Exercise data:
+++

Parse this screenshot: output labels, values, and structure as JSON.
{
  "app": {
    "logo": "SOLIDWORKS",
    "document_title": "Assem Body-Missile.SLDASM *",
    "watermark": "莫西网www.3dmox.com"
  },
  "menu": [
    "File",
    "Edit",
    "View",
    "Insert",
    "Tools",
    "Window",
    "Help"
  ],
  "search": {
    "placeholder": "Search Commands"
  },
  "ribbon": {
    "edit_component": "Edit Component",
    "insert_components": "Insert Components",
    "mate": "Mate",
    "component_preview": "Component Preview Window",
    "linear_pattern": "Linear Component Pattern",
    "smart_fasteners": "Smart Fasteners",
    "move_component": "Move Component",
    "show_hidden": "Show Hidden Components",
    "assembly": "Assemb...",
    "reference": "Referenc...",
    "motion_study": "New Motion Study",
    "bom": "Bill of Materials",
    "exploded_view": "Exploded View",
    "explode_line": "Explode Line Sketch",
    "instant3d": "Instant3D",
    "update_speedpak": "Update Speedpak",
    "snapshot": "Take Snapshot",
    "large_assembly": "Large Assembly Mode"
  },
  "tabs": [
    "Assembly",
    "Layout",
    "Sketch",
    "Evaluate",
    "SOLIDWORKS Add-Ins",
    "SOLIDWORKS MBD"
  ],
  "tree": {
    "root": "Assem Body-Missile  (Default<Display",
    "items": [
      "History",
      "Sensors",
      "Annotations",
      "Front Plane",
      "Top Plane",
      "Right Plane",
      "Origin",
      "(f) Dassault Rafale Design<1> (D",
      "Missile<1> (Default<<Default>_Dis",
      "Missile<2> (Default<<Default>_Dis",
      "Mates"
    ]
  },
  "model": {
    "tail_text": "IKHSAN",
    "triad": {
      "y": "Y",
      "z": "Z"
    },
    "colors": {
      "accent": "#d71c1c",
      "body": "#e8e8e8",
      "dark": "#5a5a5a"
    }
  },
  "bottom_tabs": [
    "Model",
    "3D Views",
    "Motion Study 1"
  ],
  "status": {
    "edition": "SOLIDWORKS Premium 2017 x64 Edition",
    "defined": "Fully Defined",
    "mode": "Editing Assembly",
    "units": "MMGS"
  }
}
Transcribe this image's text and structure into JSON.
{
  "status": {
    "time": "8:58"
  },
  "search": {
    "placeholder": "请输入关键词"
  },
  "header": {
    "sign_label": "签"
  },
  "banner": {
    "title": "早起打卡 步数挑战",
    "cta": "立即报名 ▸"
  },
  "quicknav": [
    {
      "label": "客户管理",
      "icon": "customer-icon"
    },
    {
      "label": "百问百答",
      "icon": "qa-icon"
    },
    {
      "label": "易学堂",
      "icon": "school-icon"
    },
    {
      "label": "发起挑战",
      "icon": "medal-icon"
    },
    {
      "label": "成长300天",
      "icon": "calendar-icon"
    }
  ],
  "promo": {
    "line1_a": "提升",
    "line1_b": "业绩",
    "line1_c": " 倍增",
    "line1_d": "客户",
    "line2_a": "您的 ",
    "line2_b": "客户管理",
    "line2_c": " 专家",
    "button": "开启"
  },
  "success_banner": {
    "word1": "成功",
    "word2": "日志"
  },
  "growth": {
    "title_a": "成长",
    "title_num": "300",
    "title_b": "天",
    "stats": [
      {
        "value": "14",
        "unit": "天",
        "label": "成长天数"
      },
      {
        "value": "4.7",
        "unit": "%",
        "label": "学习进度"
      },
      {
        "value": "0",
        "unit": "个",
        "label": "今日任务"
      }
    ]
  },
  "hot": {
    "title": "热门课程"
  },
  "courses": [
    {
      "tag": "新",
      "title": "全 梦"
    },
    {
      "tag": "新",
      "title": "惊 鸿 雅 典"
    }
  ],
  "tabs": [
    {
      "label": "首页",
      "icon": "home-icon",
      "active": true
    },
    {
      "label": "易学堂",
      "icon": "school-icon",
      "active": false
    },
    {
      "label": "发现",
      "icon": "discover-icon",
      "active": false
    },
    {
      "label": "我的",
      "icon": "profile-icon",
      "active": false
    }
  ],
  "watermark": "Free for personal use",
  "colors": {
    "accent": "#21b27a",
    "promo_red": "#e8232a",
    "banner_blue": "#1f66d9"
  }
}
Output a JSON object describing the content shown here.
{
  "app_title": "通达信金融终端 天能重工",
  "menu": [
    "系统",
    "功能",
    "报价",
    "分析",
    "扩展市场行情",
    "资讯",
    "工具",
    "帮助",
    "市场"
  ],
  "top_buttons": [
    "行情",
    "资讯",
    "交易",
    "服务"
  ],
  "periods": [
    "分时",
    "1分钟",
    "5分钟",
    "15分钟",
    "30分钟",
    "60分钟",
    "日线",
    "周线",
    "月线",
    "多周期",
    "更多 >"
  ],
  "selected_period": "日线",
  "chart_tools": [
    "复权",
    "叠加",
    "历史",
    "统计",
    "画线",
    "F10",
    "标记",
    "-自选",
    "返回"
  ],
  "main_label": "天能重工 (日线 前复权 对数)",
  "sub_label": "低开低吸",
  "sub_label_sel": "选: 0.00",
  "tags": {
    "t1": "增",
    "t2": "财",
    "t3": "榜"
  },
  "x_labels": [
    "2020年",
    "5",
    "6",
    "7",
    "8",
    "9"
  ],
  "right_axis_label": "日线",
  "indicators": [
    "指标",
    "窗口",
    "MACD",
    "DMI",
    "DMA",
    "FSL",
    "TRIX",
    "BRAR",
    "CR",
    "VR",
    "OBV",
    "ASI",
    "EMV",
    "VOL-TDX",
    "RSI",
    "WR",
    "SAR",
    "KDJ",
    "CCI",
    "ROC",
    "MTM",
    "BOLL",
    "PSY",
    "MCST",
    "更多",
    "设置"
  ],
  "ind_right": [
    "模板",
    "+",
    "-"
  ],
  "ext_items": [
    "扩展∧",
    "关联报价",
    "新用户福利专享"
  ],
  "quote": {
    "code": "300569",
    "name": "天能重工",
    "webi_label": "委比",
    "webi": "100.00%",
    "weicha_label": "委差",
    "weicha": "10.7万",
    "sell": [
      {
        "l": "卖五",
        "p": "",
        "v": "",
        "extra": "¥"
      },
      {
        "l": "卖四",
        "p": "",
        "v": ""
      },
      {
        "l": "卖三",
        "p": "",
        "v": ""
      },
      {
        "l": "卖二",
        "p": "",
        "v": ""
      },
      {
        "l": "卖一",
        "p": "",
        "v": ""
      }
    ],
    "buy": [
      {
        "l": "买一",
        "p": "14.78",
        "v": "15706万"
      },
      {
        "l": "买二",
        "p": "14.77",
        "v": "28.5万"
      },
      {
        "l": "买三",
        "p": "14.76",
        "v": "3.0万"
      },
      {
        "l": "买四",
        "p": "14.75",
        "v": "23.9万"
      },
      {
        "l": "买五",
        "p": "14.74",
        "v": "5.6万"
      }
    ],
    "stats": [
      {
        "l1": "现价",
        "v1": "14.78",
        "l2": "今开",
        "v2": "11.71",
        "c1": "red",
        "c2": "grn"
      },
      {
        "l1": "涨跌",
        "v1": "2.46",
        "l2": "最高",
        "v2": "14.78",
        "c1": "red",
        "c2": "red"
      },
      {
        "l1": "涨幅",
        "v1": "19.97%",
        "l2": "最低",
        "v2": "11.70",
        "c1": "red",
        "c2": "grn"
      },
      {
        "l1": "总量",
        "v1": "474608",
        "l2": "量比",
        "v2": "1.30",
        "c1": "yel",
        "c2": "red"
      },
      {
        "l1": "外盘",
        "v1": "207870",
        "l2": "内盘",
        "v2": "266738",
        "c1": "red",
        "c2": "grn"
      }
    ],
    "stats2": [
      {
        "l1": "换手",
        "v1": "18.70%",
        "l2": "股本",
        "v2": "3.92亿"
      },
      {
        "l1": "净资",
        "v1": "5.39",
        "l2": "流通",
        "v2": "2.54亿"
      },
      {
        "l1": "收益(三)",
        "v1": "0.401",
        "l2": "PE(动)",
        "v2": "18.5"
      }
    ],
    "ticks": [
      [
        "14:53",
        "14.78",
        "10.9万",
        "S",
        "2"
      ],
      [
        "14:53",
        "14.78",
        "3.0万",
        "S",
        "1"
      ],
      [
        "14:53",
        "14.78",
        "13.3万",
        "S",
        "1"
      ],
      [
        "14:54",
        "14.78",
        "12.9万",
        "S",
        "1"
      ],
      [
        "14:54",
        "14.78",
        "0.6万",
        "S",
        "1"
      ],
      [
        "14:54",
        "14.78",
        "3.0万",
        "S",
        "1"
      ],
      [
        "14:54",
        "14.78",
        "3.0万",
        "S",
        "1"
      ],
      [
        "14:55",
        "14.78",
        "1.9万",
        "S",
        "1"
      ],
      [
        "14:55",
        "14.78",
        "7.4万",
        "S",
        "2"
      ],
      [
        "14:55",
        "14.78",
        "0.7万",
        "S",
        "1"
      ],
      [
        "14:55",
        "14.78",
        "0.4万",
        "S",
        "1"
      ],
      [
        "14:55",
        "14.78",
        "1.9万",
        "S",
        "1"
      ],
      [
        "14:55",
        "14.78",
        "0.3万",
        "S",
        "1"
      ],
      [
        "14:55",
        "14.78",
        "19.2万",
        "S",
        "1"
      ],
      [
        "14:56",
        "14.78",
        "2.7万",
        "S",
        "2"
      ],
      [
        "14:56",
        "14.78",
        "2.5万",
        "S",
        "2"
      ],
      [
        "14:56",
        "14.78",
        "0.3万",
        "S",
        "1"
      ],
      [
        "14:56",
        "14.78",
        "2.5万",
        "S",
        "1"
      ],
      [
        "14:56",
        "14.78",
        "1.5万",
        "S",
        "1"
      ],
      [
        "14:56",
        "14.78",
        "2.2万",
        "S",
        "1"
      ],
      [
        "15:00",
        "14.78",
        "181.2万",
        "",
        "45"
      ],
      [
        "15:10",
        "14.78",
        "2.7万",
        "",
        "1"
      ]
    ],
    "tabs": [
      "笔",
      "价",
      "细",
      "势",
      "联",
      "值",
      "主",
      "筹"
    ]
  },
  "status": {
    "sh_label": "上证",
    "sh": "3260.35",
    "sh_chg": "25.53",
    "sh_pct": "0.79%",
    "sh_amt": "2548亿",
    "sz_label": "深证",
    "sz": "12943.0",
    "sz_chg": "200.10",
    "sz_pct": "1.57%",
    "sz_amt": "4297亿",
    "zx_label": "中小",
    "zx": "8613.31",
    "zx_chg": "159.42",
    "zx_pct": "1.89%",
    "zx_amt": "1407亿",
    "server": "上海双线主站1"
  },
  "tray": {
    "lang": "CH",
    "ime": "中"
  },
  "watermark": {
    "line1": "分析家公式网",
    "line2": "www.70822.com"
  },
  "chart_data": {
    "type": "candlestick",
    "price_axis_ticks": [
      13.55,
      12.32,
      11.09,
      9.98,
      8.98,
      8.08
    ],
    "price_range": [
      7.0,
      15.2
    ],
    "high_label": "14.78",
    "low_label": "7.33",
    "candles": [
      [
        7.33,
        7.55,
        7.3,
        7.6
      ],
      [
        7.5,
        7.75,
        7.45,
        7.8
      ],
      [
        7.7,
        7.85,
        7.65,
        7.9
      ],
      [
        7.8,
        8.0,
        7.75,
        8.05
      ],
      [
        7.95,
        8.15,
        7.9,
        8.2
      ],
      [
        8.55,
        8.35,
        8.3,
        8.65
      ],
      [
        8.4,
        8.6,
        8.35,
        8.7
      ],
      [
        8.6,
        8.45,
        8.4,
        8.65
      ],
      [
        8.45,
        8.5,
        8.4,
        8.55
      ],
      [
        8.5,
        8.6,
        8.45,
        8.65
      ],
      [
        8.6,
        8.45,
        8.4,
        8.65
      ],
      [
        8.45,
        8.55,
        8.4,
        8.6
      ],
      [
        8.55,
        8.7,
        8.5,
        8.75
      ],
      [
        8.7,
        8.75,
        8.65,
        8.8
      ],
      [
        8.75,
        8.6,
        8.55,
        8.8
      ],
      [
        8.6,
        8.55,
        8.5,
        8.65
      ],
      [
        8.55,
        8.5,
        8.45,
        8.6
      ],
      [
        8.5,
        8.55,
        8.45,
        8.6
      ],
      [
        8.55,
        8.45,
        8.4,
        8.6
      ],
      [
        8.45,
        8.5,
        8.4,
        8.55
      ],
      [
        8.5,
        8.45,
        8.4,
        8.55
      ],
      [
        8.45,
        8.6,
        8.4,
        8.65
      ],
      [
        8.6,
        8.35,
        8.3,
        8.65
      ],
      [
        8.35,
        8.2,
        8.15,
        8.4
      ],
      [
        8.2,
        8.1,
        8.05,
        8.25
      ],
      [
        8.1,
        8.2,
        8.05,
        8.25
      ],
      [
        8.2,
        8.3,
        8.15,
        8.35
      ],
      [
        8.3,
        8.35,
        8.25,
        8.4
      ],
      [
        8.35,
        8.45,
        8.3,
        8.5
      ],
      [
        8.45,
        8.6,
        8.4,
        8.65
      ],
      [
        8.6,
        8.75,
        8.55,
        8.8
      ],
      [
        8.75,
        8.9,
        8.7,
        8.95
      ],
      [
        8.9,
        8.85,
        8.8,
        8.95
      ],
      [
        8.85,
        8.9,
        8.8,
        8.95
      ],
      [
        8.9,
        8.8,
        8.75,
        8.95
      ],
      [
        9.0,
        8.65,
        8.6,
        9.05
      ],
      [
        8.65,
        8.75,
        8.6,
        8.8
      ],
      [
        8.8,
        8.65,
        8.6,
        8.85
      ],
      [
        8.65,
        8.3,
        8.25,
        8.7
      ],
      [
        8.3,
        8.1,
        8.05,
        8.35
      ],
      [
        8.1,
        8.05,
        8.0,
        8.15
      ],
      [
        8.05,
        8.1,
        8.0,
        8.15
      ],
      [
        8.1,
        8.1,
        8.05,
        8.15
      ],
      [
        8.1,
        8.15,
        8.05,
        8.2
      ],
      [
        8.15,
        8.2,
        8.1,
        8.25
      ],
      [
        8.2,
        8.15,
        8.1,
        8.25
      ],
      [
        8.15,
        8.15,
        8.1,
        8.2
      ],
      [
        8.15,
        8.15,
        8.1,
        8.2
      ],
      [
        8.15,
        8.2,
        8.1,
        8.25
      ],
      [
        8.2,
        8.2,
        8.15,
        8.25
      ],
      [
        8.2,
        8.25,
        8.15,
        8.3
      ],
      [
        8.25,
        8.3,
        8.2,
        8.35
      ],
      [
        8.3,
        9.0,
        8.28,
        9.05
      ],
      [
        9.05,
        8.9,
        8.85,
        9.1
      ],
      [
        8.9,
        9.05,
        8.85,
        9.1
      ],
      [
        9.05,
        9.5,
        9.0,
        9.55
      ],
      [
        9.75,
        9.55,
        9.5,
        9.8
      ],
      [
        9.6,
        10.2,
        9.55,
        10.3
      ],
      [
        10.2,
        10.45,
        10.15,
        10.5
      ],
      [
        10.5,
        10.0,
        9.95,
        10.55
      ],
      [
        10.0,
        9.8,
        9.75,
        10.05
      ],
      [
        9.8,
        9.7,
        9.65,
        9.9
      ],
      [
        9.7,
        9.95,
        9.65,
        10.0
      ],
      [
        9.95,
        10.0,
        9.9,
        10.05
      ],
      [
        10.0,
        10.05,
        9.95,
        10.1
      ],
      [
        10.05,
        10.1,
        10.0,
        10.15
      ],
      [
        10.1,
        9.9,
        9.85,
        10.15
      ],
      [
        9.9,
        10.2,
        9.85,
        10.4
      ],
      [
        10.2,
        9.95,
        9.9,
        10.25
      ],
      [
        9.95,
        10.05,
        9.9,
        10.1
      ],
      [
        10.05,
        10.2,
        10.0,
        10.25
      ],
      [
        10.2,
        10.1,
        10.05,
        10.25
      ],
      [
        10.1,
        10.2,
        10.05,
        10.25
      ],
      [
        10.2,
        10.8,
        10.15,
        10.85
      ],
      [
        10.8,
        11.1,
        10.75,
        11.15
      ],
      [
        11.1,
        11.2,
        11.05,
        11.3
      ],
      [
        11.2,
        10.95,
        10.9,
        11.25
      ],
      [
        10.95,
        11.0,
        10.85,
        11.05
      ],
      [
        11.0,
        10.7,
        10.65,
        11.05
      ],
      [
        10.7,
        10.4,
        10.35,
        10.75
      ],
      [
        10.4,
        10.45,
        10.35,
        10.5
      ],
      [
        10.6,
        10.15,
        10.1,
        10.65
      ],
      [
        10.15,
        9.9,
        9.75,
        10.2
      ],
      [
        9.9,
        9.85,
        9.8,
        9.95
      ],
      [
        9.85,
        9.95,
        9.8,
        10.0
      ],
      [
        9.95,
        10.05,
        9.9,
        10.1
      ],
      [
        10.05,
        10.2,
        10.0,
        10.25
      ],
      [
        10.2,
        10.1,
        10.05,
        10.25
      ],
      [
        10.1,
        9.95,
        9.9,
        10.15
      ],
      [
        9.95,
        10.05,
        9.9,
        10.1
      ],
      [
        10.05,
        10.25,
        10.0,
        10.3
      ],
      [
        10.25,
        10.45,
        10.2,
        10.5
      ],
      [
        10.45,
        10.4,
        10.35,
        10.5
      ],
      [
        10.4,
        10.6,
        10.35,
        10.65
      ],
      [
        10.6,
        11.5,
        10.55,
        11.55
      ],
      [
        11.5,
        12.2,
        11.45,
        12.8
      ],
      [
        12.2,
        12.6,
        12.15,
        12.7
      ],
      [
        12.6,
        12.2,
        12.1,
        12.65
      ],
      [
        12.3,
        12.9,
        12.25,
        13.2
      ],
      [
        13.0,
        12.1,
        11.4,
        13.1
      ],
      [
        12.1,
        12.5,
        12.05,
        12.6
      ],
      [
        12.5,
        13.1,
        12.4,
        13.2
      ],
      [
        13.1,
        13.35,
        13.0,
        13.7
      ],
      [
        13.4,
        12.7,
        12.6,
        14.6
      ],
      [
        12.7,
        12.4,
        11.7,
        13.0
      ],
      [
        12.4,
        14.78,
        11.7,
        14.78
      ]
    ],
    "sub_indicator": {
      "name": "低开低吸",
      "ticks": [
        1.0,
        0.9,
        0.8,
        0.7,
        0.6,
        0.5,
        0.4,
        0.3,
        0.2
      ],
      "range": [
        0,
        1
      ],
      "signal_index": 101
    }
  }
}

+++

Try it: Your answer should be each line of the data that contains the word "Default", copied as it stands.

The completed task:
    "root": "Assem Body-Missile  (Default<Display",
      "Missile<1> (Default<<Default>_Dis",
      "Missile<2> (Default<<Default>_Dis",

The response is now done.